◆ Excerpted data:
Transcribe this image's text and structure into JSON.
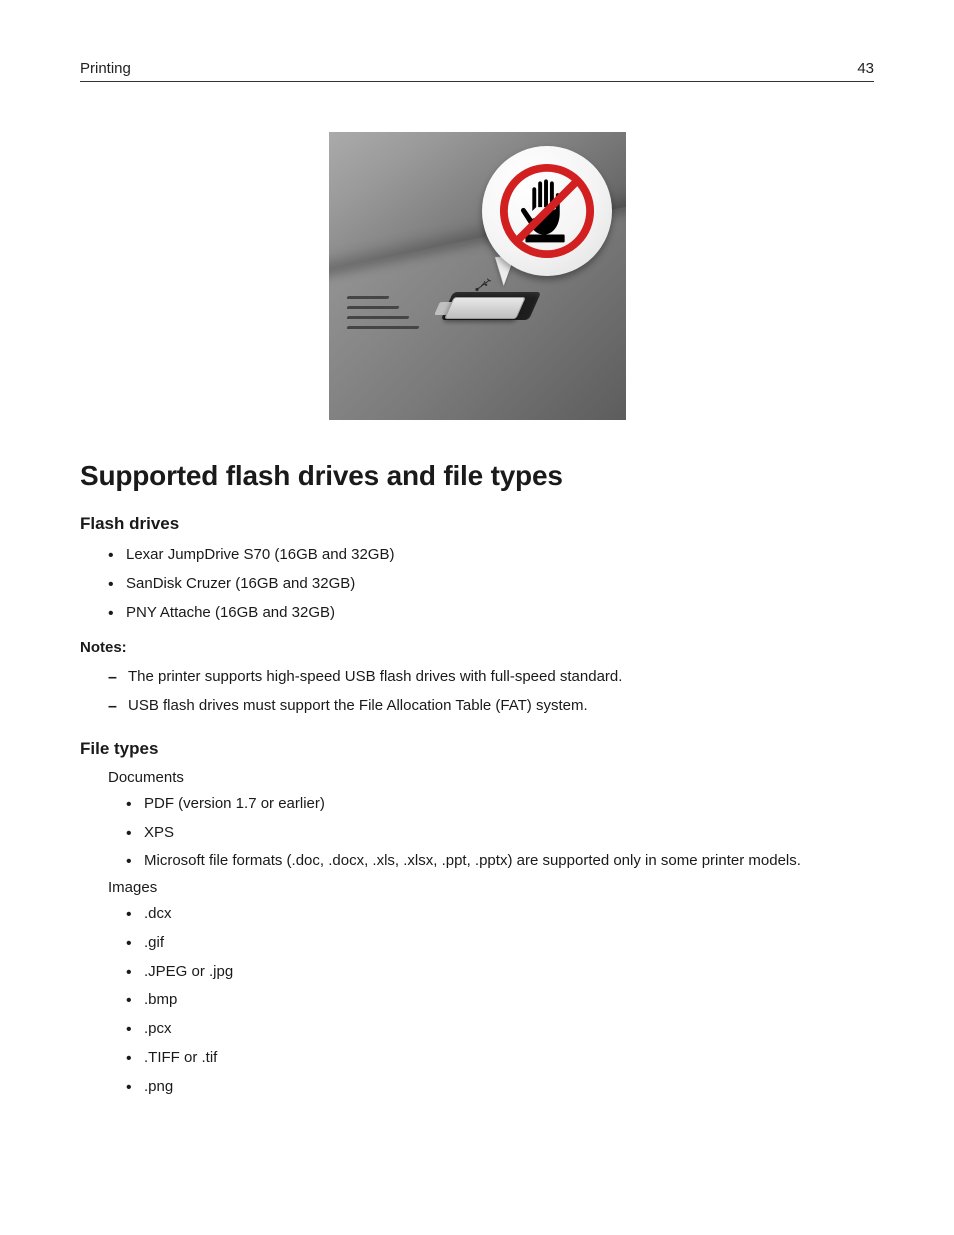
{
  "header": {
    "section": "Printing",
    "page": "43"
  },
  "title": "Supported flash drives and file types",
  "flash_drives": {
    "heading": "Flash drives",
    "items": [
      "Lexar JumpDrive S70 (16GB and 32GB)",
      "SanDisk Cruzer (16GB and 32GB)",
      "PNY Attache (16GB and 32GB)"
    ]
  },
  "notes": {
    "label": "Notes:",
    "items": [
      "The printer supports high-speed USB flash drives with full-speed standard.",
      "USB flash drives must support the File Allocation Table (FAT) system."
    ]
  },
  "file_types": {
    "heading": "File types",
    "documents_label": "Documents",
    "documents": [
      "PDF (version 1.7 or earlier)",
      "XPS",
      "Microsoft file formats (.doc, .docx, .xls, .xlsx, .ppt, .pptx) are supported only in some printer models."
    ],
    "images_label": "Images",
    "images": [
      ".dcx",
      ".gif",
      ".JPEG or .jpg",
      ".bmp",
      ".pcx",
      ".TIFF or .tif",
      ".png"
    ]
  }
}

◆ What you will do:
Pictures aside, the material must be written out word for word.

◆ Task output:
Transcribe this image's text and structure into JSON.
{
  "header": {
    "section": "Printing",
    "page": "43"
  },
  "title": "Supported flash drives and file types",
  "flash_drives": {
    "heading": "Flash drives",
    "items": [
      "Lexar JumpDrive S70 (16GB and 32GB)",
      "SanDisk Cruzer (16GB and 32GB)",
      "PNY Attache (16GB and 32GB)"
    ]
  },
  "notes": {
    "label": "Notes:",
    "items": [
      "The printer supports high-speed USB flash drives with full-speed standard.",
      "USB flash drives must support the File Allocation Table (FAT) system."
    ]
  },
  "file_types": {
    "heading": "File types",
    "documents_label": "Documents",
    "documents": [
      "PDF (version 1.7 or earlier)",
      "XPS",
      "Microsoft file formats (.doc, .docx, .xls, .xlsx, .ppt, .pptx) are supported only in some printer models."
    ],
    "images_label": "Images",
    "images": [
      ".dcx",
      ".gif",
      ".JPEG or .jpg",
      ".bmp",
      ".pcx",
      ".TIFF or .tif",
      ".png"
    ]
  }
}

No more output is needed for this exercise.